→ **Exercise directions**
Find the string "handle" in the entries and copy each line that has it.

→ **Exercise material**
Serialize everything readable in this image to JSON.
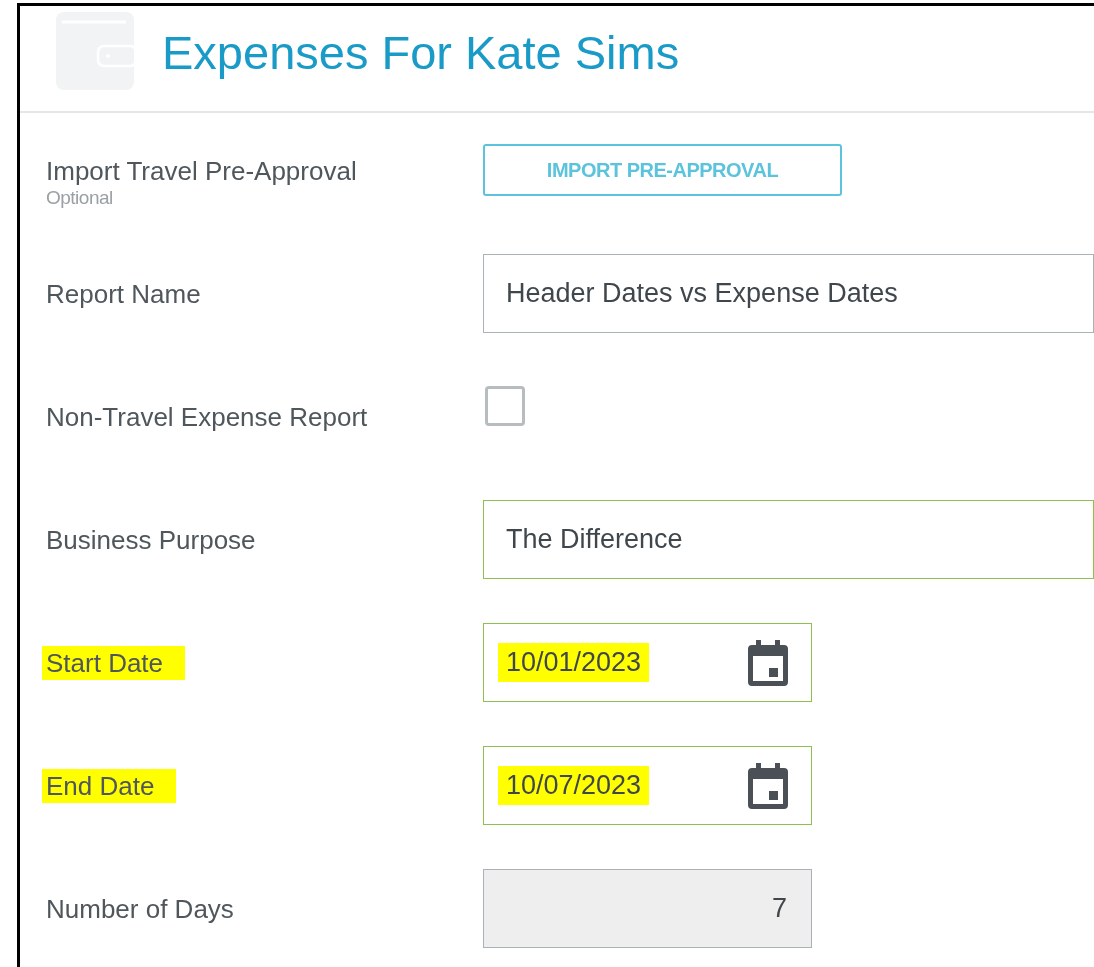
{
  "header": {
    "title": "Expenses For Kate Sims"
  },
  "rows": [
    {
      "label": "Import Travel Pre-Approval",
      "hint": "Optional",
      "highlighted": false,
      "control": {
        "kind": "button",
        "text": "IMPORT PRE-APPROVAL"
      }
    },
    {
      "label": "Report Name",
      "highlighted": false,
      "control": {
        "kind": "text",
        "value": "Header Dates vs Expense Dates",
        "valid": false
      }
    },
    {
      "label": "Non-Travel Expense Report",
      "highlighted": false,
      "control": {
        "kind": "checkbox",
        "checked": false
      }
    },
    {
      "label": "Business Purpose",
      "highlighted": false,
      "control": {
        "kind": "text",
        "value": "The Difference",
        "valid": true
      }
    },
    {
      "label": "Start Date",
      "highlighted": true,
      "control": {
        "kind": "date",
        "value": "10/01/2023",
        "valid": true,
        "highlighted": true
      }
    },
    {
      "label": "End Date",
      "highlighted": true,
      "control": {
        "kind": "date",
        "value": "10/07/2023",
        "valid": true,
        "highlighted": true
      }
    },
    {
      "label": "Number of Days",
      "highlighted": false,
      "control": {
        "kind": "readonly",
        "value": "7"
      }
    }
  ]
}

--

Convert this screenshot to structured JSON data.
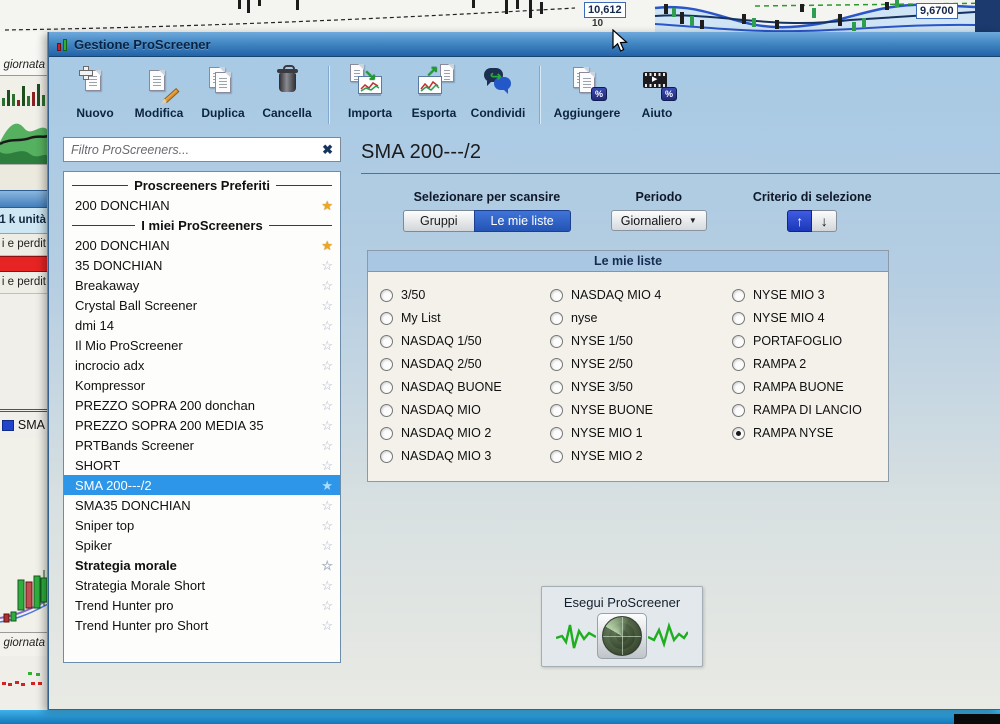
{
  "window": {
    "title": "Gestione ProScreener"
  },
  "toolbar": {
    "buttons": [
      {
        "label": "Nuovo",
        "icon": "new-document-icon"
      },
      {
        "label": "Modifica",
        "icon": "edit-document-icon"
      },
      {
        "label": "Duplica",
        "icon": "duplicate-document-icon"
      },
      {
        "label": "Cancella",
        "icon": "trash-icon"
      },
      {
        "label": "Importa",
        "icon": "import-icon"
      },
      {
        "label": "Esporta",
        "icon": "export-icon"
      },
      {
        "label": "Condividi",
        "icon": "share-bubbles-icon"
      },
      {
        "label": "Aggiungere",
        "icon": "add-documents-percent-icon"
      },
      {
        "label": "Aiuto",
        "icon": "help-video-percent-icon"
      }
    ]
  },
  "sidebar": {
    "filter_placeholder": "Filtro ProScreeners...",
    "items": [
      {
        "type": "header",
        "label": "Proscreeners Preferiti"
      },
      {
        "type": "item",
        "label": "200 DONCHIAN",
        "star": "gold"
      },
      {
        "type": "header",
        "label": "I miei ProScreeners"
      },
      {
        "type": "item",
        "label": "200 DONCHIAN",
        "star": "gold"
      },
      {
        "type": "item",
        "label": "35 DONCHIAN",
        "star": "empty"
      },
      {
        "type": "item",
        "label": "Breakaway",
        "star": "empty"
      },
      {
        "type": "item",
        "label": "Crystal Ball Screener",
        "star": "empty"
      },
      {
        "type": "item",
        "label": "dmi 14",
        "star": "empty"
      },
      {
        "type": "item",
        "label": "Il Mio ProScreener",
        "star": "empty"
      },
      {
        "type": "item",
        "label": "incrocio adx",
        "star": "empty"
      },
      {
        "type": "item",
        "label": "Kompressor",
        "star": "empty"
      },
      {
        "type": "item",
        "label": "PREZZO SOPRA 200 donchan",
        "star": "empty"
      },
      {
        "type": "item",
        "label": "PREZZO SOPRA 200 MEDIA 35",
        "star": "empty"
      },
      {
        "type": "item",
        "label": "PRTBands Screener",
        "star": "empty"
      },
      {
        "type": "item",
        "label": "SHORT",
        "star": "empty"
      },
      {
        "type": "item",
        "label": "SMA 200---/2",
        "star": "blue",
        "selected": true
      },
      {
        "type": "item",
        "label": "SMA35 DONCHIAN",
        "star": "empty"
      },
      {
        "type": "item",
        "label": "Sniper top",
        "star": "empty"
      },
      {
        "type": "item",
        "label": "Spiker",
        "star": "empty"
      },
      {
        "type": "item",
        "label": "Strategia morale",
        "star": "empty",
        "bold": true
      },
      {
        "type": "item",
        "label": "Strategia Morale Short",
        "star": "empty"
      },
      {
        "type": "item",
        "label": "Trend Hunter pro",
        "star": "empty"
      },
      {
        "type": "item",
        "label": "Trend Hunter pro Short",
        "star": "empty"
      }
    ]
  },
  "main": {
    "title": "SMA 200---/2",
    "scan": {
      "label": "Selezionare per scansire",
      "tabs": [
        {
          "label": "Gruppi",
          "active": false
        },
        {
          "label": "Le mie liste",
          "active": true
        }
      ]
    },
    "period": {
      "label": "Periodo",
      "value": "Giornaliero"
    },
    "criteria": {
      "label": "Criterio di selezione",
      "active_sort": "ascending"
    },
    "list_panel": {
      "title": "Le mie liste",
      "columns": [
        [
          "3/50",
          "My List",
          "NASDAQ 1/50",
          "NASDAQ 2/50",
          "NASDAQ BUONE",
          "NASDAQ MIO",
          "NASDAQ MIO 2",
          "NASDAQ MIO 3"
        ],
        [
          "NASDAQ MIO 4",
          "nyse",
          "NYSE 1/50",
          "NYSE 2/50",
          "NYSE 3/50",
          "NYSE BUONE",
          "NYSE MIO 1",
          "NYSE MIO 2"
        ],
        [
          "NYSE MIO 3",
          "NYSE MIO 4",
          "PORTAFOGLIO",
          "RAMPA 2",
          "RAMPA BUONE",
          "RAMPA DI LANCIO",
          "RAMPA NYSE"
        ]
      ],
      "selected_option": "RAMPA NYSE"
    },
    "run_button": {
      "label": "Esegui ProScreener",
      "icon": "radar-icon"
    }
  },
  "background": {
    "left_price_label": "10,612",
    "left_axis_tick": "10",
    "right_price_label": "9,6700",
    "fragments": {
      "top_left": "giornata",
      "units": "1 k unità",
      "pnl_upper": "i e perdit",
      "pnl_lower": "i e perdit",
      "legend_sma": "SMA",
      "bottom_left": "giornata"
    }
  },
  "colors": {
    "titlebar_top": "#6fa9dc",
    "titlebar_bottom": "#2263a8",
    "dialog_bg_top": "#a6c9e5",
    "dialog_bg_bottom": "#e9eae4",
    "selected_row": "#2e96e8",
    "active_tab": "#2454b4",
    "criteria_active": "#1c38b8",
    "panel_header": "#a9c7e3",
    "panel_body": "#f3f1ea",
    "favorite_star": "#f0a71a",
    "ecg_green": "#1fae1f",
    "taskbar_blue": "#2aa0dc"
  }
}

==

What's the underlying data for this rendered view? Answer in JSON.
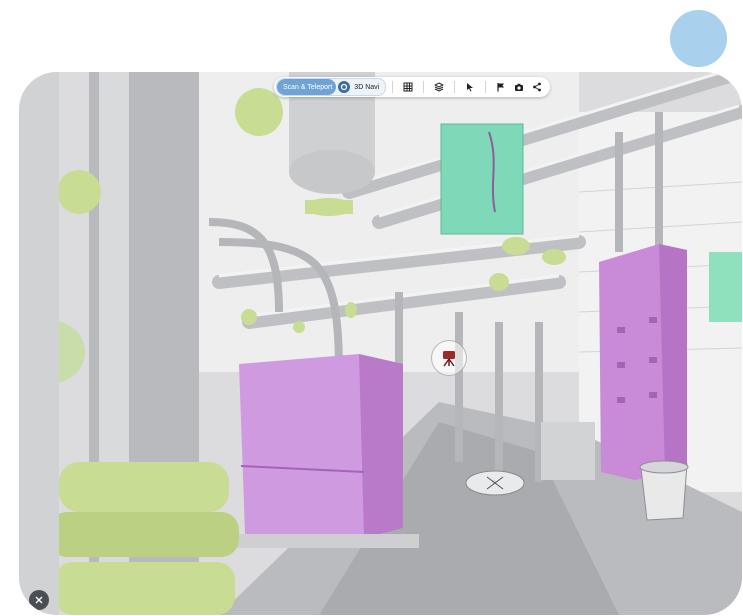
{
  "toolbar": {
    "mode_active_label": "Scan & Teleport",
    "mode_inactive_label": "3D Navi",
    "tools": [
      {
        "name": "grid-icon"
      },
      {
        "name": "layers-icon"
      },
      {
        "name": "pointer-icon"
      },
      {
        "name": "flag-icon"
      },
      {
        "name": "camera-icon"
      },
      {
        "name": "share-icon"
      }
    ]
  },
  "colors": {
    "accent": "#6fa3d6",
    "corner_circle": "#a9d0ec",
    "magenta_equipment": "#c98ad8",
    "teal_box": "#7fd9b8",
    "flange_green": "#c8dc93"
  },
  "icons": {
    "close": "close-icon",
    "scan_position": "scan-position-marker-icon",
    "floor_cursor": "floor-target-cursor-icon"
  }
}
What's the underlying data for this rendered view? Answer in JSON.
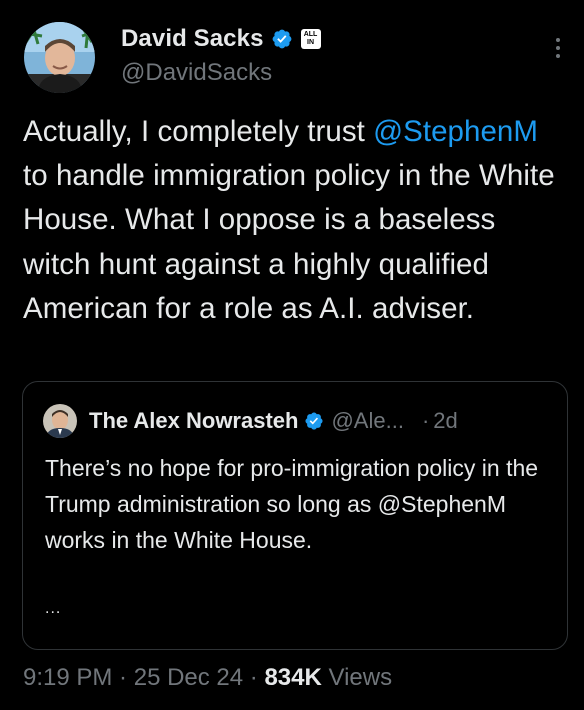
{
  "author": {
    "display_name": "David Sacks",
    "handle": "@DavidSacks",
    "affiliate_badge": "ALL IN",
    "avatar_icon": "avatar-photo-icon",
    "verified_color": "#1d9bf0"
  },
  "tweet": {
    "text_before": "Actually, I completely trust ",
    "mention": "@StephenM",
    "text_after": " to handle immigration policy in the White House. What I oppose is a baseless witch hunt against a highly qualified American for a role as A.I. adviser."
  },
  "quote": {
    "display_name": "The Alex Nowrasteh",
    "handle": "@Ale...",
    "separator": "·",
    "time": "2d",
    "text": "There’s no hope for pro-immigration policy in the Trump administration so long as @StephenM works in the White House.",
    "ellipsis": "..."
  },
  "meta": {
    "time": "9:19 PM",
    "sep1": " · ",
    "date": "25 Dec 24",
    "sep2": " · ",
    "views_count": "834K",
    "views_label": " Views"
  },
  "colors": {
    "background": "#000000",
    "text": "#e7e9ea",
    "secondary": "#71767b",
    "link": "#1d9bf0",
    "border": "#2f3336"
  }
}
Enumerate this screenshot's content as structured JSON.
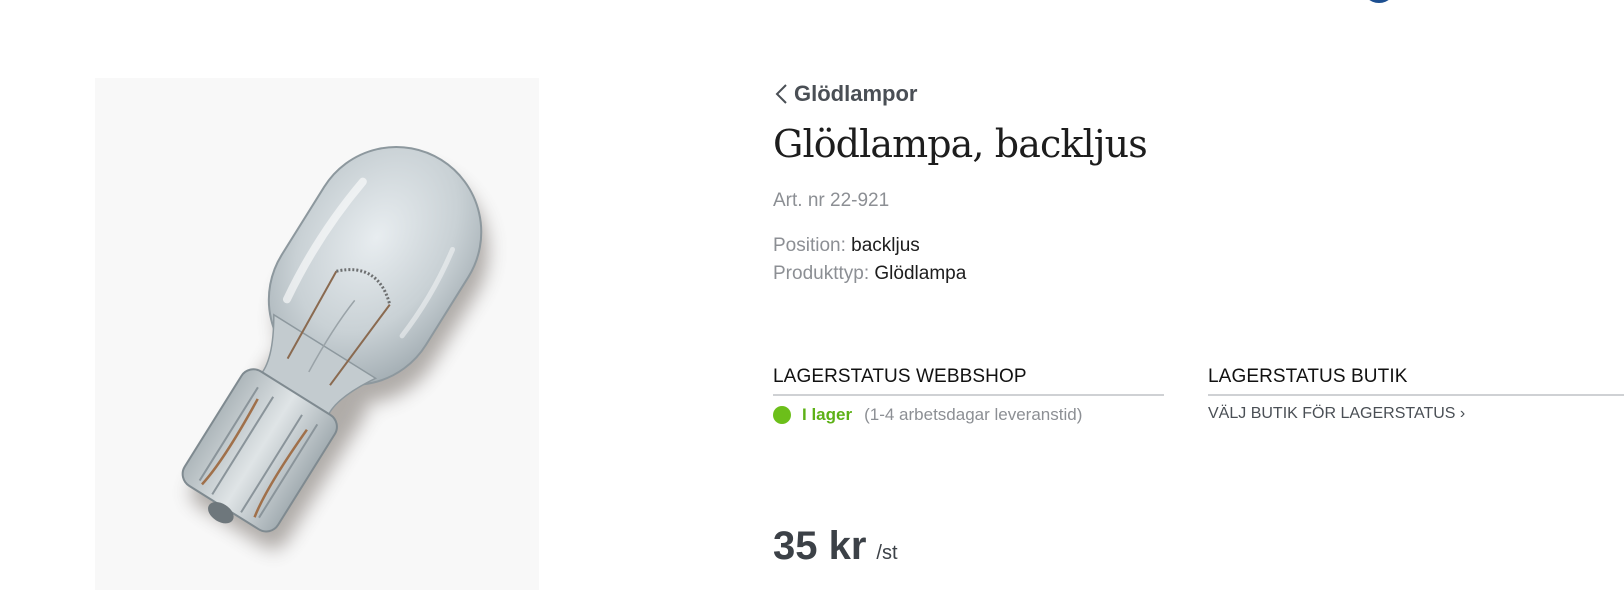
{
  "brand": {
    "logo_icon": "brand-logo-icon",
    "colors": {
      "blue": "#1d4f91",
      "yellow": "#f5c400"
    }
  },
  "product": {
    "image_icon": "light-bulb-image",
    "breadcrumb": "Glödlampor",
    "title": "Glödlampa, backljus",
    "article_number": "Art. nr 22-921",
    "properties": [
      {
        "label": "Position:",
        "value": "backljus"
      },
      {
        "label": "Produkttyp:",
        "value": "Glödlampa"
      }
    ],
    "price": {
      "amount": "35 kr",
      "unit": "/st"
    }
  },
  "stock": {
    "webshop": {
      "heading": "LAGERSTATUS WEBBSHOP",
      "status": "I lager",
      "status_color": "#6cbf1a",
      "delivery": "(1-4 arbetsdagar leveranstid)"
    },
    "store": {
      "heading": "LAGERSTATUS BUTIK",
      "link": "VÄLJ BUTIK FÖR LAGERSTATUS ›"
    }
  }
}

→ **Completed task**
    "handle": "@DavidSacks",
    "text_after": " to handle immigration policy in the White House. What I oppose is a baseless witch hunt against a highly qualified American for a role as A.I. adviser."
    "handle": "@Ale...",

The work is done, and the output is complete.